WHAT IS EXPECTED: Which lines of the entries below hold the word "battery"? Report each of them.
== DATA SECTION ==
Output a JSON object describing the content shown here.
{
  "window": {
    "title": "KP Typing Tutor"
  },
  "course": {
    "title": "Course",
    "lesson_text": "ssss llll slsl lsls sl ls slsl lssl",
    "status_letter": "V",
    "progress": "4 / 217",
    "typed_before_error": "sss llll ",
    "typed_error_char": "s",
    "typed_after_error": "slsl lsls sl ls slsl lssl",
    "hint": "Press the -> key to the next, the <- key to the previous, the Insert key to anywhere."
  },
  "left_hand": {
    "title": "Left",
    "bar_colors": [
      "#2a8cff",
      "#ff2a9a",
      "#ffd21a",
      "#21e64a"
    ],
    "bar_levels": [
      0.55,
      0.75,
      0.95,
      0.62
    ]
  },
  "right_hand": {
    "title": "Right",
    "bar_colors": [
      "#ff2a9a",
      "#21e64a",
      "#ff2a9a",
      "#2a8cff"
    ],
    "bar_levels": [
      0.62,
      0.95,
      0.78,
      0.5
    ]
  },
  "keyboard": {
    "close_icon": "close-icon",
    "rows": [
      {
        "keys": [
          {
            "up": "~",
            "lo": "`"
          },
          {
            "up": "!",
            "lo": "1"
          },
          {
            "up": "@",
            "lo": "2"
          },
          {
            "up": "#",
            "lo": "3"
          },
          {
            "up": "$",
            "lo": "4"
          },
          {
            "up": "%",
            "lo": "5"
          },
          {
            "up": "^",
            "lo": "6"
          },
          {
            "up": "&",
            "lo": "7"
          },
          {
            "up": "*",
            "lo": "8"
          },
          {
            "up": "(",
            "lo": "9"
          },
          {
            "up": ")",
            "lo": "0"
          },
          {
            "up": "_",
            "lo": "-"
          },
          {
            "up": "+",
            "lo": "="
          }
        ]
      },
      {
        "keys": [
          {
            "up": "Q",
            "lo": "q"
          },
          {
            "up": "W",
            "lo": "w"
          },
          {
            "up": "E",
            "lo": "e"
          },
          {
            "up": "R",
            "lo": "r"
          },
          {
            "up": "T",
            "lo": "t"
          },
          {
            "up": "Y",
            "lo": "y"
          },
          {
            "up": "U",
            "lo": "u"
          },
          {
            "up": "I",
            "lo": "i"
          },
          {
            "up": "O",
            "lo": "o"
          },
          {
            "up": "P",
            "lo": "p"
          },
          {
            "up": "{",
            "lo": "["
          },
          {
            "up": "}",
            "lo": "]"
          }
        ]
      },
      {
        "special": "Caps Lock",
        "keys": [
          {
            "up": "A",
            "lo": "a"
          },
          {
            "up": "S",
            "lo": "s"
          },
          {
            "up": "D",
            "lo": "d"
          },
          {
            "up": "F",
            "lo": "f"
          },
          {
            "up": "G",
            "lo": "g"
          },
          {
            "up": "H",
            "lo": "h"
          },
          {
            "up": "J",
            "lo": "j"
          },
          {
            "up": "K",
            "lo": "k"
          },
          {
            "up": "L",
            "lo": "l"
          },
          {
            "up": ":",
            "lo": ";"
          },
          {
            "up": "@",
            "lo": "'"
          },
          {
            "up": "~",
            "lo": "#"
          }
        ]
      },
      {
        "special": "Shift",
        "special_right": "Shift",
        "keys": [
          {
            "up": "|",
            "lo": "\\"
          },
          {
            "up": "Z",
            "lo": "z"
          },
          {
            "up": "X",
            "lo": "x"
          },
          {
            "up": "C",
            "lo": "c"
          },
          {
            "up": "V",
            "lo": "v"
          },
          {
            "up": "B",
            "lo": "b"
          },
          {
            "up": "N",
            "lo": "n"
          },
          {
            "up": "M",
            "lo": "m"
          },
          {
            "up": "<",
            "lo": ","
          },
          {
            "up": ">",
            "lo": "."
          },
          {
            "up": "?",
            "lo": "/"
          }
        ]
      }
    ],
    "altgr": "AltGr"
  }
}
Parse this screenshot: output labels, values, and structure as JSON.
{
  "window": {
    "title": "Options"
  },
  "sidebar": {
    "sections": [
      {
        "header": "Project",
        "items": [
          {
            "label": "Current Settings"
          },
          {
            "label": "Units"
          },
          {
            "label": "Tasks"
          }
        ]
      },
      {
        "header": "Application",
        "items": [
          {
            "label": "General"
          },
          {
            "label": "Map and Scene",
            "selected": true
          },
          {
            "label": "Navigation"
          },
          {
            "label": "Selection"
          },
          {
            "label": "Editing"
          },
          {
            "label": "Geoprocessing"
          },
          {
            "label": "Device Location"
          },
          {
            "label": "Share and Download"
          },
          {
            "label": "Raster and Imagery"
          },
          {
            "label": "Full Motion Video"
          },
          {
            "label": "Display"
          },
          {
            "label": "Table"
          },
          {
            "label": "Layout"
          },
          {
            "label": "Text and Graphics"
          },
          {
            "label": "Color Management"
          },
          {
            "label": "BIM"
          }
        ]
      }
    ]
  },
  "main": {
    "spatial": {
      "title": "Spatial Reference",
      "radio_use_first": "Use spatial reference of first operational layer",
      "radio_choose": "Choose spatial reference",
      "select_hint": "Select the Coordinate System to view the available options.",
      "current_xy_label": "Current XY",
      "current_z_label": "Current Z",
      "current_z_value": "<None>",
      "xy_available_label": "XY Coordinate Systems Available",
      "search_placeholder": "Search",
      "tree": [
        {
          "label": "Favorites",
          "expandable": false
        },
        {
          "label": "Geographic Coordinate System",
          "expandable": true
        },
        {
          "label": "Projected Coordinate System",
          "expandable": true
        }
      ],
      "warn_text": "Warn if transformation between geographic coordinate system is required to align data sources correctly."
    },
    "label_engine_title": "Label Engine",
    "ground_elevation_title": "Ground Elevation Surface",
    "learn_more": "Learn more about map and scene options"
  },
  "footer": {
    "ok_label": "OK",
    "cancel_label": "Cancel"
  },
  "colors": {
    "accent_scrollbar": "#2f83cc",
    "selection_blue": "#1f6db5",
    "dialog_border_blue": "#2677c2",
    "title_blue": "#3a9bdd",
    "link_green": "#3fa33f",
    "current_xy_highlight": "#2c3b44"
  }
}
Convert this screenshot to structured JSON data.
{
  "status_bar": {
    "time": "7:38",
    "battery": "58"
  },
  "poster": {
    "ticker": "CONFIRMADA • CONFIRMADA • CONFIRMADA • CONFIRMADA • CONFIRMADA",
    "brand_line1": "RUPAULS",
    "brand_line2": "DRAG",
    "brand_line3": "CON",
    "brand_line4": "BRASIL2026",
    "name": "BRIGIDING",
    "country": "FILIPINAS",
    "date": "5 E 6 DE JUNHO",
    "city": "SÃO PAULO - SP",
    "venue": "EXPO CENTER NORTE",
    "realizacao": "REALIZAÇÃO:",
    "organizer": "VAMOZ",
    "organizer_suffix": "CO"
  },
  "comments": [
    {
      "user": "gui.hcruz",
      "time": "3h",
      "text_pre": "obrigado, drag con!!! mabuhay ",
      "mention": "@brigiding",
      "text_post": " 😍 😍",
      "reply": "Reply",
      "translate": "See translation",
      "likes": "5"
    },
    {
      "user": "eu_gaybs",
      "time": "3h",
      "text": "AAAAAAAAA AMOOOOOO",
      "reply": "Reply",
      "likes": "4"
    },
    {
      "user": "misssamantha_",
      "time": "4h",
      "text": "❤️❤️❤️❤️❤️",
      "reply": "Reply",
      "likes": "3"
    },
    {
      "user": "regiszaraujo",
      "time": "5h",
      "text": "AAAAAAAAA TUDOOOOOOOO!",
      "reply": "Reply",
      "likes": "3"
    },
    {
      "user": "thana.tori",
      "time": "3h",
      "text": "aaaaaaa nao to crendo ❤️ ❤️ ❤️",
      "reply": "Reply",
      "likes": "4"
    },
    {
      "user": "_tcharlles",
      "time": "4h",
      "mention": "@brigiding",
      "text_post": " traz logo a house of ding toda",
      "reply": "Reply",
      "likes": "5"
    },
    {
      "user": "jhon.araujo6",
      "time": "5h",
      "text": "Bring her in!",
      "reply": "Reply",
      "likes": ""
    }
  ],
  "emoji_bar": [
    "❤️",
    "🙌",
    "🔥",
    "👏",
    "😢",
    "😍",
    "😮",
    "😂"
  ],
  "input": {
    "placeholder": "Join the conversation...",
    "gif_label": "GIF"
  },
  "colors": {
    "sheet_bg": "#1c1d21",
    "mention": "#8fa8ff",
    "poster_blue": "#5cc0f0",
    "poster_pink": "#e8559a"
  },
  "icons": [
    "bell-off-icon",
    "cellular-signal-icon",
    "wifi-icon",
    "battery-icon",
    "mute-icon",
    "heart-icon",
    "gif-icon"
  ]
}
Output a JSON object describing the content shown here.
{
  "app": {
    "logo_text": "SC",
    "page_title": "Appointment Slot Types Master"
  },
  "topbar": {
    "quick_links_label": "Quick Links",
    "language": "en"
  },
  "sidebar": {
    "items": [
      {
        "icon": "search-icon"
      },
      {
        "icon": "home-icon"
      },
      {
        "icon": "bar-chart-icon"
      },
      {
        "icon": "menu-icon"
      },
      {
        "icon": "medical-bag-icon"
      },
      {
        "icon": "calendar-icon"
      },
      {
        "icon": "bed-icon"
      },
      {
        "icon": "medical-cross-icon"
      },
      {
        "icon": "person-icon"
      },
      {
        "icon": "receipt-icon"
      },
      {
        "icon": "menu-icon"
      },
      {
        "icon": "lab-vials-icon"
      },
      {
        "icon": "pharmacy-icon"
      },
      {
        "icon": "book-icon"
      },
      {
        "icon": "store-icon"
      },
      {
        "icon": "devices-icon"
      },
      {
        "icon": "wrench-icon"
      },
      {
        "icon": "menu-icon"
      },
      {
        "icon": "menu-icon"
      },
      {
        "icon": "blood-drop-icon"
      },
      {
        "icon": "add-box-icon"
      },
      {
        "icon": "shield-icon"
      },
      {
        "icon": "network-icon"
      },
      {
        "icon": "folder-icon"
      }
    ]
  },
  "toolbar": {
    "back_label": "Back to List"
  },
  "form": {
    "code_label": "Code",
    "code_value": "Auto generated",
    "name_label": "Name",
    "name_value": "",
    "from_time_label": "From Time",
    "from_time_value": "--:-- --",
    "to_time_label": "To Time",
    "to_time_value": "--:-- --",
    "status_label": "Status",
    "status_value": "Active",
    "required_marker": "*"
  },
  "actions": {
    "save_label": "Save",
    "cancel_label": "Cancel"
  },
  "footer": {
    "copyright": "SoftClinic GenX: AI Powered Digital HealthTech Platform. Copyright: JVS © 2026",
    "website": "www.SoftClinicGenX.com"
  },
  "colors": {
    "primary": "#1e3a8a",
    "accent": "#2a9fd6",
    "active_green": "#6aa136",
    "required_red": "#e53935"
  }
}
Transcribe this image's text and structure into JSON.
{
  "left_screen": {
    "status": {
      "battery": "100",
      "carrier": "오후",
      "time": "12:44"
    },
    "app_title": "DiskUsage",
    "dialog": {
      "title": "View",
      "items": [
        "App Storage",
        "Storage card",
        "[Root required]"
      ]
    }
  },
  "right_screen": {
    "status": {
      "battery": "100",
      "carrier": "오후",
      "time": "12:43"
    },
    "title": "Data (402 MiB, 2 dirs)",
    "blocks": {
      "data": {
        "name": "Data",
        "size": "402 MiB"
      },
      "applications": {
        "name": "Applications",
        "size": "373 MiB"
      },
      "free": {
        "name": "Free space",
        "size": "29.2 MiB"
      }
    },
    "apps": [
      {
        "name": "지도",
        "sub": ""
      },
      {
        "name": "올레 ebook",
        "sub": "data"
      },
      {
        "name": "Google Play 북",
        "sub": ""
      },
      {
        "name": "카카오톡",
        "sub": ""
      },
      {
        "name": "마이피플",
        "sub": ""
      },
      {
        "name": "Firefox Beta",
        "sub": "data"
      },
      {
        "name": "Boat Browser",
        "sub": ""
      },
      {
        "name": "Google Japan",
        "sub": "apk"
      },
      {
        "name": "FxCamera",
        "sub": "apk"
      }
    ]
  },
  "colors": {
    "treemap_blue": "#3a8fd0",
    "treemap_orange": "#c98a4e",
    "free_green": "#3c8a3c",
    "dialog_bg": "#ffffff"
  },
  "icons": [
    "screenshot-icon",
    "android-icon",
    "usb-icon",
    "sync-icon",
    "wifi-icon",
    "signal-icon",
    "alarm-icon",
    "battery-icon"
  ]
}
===
ANSWER FOR THIS EXERCISE:
    "battery": "58"
    "battery-icon",
      "battery": "100",
      "battery": "100",
    "battery-icon"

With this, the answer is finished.